My notes and thoughts from Biology 111, for Friday, September 5, 2008. The entire series can be found here.
On this day, Tropical Storm Hannah was expected to hit, so the college closed at 1 PM. Although that was well after the end of our scheduled lecture, Doc (if I recall correctly) cut the class a bit short to give folks headed home a little extra time.
So in the previous lecture, we had left off discussing Cohesion and Adhesion, the first of the emergent properties of water on the table for discussion. With this lecture, we picked up with the next emergent property on the list.
2. Moderation of Temperature
Water has a relatively high specific heat, which means that water can absorb and release large amounts of heat with little change in temperature.
To discuss this topic, it helps to first have an understanding of the difference between heat and temperature.
(Lecture Continues Below the Fold)
Heat is the total amount of kinetic energy in a body.
Temperature is the average kinetic energy of the particles in a body.
To illustrate this, we discussed the comparison of a hot cup of coffee to the Arctic Ocean.
While the temperature of the cup of coffee is higher, there are many fewer molecules in that cup than there are in the Arctic Ocean. The Arctic Ocean’s greater number of molecules each have lower amounts of kinetic energy (hence the lower temperature) but the sum, the aggregate, the total amount of heat is higher, simply because a lot of little bits of heat add up.
It takes much change in energy to change the temperature of water due to Hydrogen bonding and the crystalline structure of water (even as a liquid, as hydrogen bonds are formed and broken, water has a basically crystalline structure).
The Hydrogen bonds are strong enough that each of them takes a certain amount of energy to break, so much of the heat coming onto the surface of the ocean from the sun is used in breaking those bonds, leaving less energy to impart to the water molecules directly. This energy absorption helps to keep the sun from baking the planet.
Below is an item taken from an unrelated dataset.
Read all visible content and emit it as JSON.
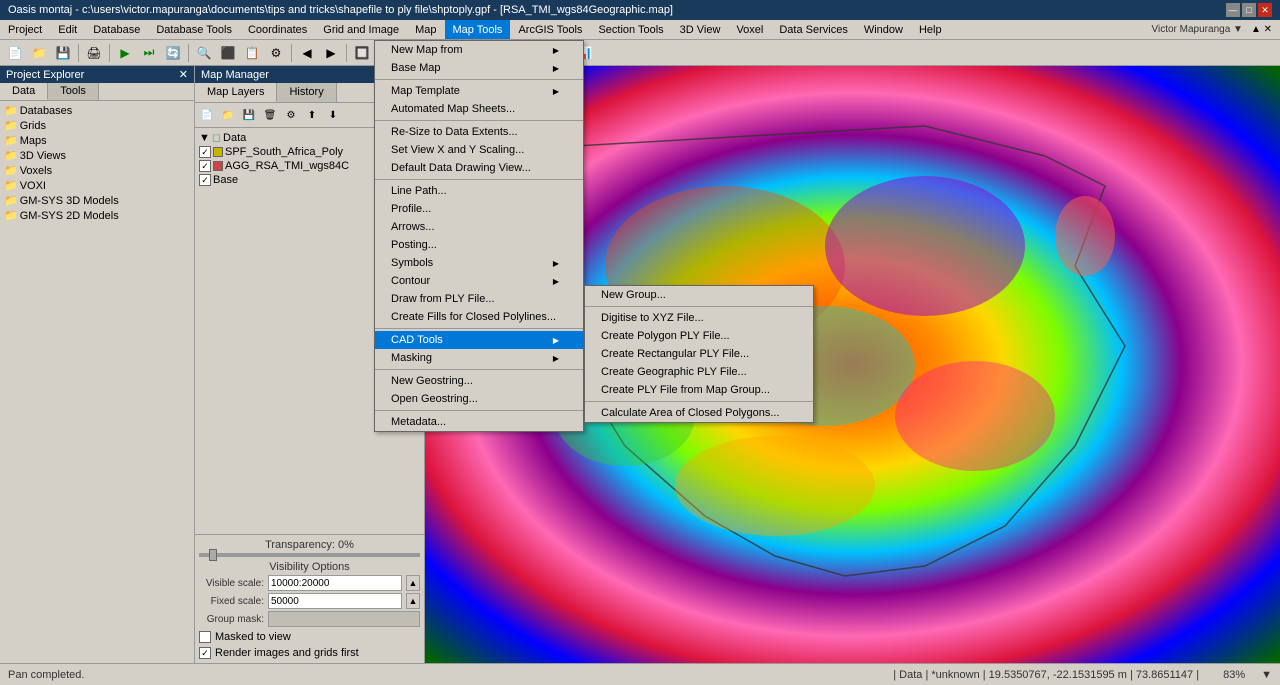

Reformation of the hydrogen bonds in the cold winter releases that heat back into the atmosphere, keeping the planet from freezing over.
This ties into the next part of temperature moderation.
Water has a relatively high heat of vaporization
Heat of vaporization is the amount of energy needed to go from a liquid to a gas. This is also due to Hydrogen bonding.
|Water’s State of Matter|
Evaporation lowers the average temperature of the water left behind.
Evaporative cooling —> We use this technique as sweating. Plants use this in the leaves, which then draws water up through the plant from the ground (remember the Hydrogen bonding thing from the last lecture?).
Rain forests are so rainy because of the vast amount of evaporative cooling, which saturates the local atmosphere. All that water vapor then cools, condenses, and falls as rain because it’s now heavier than the surrounding air.
The ocean temperature close to our shore varies between the low single digits in the winter to the upper twenties in the summer, so that’s a thirty degree temperature difference over the course of the year.
In the desert, the temperature ranges from around zero at night to 50° or more during the day.
Water is a great temperature regulator.
We closed out the lecture with a short discussion of the gulf stream, and how that moderates the climate of the British Islands despite their high latitude. We compared the Emerald Isle specifically to the city of Moscow, Russia, which is at about the same latitude.
From whence came the art:
The first image is of our textbook, Biology, Eighth Edition, by Campbell & Reese et al.
Other images by me and are licensed under the Creative Commons Attribution- NonCommercial- Share Alike 3.0 License.